‘Work from Anywhere’ Is the New Office

June 10th, 2020

Going to an office to work was a defining part of everyone's life. It's been our home-away-from-home up until recently. Susan Lucas-Conwell shares her leadership approach during this unprecedented time.

Going to an office to work was a defining part of everyone’s life. It has been our home-away-from-home complete with a second family comprised of workmates for centuries. The roots of the office can be traced back to 1729 with the first purpose-built office building for the East India Company in London[1].

The pandemic up-ended the office along with commonly held practices on how work is supposed to get done. According to the Brookings Institute, 50% of working adults are working from home as a result of the COVID-19[2]. This up-ending didn’t happen overnight, it just feels that way.

For decades, companies have experimented with job-sharing, telecommuting, staggered shifts and work-from-home-Fridays to reduce operating costs and meet employee demand for increased flexibility. In the late-1990s the Gig economy1 took off with Millennials embarking on freelance digital careers to satisfy their wanderlust while paying the bills. They legitimized work-from-anywhere (WFA) and proved employees can be just as, if not more than, productive as their office-bound peers.

The pandemic upped the ante. Numerous companies from Twitter to the Big Four accounting firms have either eliminated a return to the office or postponed it until well into 2021. Work from Anywhere (“WFA”) has become mainstream.

Long before the pandemic changed the world, CSIRO US team was already WFA. The North American innovation center in Silicon Valley is a hub for visiting scientists, government officials, start-ups and to host forums, events, and industry roundtables with Fortune 500 companies and federal government research labs. Work-from-Home was already part of the fabric for the US team – home, customer sites, and airports – until the pandemic hit.

“Cloud-based technology enables us to work effectively, anywhere,” shares Susan Lucas-Conwell, Executive Vice President of CSIRO US. “The critical success factor is culture and communication.”

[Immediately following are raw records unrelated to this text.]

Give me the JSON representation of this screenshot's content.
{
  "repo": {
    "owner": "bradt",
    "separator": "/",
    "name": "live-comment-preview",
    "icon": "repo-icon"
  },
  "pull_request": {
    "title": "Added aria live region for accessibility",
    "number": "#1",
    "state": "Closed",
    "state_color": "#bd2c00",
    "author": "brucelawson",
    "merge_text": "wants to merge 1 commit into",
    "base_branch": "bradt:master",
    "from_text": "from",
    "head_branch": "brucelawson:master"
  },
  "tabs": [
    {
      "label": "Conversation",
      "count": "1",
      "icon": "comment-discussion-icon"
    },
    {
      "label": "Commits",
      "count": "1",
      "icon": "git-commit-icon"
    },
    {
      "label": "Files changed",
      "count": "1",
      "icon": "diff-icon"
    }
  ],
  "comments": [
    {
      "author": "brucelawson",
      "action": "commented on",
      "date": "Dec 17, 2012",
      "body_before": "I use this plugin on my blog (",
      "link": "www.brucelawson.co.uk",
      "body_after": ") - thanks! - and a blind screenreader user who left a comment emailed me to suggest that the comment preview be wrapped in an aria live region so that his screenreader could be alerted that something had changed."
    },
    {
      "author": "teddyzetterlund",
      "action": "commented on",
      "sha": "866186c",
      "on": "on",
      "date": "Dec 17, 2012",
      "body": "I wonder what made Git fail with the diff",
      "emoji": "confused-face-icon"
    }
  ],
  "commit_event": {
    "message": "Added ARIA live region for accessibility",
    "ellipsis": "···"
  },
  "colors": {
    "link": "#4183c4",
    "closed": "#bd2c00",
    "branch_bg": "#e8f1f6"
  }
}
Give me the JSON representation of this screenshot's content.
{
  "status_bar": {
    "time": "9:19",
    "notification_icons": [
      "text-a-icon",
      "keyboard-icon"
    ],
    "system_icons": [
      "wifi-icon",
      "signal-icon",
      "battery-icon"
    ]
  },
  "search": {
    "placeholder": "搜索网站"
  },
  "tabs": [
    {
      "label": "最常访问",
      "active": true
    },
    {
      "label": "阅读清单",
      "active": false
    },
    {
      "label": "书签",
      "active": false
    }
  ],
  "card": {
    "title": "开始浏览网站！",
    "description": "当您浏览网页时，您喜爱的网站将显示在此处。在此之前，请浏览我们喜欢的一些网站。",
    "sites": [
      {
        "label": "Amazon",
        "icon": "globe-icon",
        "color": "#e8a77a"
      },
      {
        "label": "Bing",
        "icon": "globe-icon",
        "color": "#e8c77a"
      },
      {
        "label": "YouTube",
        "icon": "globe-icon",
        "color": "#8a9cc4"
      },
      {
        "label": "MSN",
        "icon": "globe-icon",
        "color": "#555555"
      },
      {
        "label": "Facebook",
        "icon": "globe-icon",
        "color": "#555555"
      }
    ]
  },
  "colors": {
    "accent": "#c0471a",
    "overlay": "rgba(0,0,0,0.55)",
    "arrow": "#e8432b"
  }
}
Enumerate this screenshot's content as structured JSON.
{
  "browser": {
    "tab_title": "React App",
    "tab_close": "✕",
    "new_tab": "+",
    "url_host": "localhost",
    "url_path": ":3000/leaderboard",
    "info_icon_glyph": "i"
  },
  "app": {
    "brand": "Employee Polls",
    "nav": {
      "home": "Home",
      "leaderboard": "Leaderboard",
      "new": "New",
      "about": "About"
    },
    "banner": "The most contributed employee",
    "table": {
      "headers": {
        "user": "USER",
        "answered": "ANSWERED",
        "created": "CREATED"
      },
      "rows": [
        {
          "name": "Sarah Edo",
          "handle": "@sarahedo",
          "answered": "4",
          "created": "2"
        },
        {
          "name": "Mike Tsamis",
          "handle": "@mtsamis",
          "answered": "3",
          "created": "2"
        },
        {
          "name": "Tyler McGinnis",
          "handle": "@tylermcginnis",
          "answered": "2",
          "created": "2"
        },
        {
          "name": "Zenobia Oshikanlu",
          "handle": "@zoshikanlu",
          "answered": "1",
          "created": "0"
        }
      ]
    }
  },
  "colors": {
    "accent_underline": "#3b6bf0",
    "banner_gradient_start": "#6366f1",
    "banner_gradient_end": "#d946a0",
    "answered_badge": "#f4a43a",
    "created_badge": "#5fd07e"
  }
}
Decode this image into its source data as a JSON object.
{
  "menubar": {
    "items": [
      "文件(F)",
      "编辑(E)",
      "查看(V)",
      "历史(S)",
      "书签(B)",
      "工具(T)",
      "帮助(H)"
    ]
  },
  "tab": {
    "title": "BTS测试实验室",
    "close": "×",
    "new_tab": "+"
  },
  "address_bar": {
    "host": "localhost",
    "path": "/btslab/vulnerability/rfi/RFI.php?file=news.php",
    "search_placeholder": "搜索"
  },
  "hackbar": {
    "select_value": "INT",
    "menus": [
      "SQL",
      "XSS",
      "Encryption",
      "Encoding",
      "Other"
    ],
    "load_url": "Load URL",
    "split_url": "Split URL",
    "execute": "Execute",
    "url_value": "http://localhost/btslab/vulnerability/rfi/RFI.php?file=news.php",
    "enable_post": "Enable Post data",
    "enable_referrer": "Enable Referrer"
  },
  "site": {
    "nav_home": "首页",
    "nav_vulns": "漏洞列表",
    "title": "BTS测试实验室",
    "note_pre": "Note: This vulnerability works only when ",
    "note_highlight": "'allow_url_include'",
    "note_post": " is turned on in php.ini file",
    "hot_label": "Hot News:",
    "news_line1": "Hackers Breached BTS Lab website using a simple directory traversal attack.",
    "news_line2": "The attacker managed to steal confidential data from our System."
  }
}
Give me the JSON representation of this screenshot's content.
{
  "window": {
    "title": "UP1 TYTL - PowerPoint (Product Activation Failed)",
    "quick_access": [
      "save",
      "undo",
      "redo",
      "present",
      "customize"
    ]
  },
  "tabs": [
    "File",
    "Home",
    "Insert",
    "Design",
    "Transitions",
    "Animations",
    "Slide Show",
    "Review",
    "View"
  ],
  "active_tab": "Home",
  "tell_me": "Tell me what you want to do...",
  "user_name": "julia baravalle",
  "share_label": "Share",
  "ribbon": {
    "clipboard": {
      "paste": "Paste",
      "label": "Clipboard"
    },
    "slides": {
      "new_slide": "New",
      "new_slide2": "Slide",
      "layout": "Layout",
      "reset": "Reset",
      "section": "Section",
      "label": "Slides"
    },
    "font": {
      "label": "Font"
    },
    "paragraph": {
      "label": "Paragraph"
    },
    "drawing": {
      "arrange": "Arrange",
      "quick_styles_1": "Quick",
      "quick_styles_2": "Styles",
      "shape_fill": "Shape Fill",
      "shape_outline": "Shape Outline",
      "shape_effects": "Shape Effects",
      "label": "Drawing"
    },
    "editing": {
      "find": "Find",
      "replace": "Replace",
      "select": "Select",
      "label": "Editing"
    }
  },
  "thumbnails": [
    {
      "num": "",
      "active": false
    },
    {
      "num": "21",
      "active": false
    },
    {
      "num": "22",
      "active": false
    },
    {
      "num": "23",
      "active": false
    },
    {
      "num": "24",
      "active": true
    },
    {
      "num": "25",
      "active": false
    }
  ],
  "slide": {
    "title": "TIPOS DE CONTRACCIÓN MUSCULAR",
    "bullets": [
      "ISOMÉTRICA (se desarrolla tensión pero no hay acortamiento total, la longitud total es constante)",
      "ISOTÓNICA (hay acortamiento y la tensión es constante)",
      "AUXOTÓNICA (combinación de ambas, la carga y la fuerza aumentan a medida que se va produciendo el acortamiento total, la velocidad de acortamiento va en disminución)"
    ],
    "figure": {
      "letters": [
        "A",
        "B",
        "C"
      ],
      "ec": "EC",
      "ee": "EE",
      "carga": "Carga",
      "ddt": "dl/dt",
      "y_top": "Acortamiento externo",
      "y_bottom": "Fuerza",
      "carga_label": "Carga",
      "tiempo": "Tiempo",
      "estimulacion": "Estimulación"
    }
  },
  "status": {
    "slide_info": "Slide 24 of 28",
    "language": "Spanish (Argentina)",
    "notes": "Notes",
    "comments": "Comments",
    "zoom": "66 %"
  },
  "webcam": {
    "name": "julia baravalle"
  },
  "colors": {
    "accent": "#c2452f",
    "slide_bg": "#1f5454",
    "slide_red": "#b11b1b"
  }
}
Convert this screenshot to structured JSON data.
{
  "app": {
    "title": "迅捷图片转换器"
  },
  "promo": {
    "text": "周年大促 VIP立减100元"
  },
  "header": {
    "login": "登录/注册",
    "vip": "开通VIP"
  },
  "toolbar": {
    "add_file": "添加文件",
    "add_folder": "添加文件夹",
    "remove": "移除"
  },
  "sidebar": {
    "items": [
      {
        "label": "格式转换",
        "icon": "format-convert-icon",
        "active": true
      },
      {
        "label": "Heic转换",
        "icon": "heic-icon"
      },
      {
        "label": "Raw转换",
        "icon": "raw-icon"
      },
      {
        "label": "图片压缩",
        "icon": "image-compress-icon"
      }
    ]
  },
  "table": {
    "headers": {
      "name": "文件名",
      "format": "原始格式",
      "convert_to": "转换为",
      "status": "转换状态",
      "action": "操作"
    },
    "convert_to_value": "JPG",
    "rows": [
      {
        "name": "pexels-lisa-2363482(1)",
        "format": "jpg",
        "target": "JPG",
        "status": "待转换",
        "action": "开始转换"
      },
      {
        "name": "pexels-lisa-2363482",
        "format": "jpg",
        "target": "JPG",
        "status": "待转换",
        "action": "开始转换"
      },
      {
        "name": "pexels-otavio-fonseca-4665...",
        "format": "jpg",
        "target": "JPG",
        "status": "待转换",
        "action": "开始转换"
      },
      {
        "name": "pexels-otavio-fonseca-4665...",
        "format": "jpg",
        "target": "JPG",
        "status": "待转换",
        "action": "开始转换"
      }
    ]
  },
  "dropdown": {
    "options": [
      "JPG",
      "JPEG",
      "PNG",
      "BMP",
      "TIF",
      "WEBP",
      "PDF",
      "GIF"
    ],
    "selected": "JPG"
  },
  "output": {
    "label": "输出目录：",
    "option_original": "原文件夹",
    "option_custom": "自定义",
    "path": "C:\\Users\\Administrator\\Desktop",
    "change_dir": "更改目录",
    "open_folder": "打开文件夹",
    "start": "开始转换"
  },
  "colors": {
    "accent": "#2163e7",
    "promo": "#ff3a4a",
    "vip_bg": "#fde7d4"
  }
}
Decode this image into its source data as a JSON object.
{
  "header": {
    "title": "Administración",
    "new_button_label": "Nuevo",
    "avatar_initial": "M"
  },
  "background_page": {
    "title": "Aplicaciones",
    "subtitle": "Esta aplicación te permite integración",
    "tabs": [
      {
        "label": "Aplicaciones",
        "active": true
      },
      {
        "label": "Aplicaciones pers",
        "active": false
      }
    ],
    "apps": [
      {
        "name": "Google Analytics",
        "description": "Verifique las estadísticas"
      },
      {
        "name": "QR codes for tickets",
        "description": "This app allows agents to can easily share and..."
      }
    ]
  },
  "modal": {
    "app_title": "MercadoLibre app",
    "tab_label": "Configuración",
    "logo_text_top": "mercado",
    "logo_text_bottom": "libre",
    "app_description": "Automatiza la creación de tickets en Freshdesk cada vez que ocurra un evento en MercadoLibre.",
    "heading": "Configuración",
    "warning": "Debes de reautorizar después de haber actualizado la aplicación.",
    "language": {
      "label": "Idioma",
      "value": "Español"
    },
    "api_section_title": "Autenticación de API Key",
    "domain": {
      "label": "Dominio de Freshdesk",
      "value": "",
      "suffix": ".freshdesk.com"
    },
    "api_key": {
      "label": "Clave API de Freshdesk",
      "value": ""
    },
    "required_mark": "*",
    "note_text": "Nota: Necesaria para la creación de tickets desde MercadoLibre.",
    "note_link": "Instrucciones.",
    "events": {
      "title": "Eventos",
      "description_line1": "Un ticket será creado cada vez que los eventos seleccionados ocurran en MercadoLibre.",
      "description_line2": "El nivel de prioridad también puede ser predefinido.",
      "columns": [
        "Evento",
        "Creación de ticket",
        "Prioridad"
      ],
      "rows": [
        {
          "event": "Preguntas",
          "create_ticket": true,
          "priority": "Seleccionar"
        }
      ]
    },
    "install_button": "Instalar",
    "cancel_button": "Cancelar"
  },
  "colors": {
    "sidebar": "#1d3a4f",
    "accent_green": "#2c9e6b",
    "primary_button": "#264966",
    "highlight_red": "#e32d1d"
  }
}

Lucas-Conwell’s leadership approach is ‘people-first’:

  1. Stay in constant contact with employee, clients and partners
  2. Communicate, communicate and listen
  3. Be empathetic and flexible
  4. Build a healthy, inclusive and open team culture
  5. Lead by focusing on results instead of activities.

“Everyone has different work habits. The most effective way to manage is to understand each individual’s strengths and weaknesses, and support them for success” shared Lucas-Conwell.

In place of in-person meetings and hallway conversations, the team makes extensive use of Video Conferencing, Microsoft Teams, and digital workplaces. Being able to “see” each other on video calls helps maintain personal relationships and team culture. Establishing trust is essential.

Work-from-anywhere has been instrumental in improving the team’s quality of life. Several Research Associates are members of the US Olympic Men’s Rowing Team. WFA enables them to train on the east coast or work from other locations around the country while contributing to expanding the North American reach of CSIRO scientific business units.

“One area I keep an eye out for is professional isolation and constant working,” said Lucas-Conwell. “I check in with everyone to make sure they have a healthy work/life balance, and we have virtual team events. It’s all about being creative and taking care of each other.”


CSIRO US facilitates relationships with North American companies, government agencies, and academic institutions to connect Australian researchers with USA projects to expedite mutually beneficial opportunities for scientific advancements in food agriculture, space, water conservation, wildfire, and smart cities. Partnering in open innovation brings not only deep scientific research competencies to the table but also deep experience with a wide range of real-world problems. Follow us on LinkedIn.

1 https://smallbiztrends.com/2019/11/the-history-and-future-of-the-gig-economy.html
[1] https://www.bbc.com/news/magazine-23372401
[2] https://www.brookings.edu/blog/up-front/2020/04/06/telecommuting-will-likely-continue-long-after-the-pandemic/
[3] https://www.businessinsider.com/work-from-home-lurk-always-active-slack-microsoft-teams-jabber-2020-5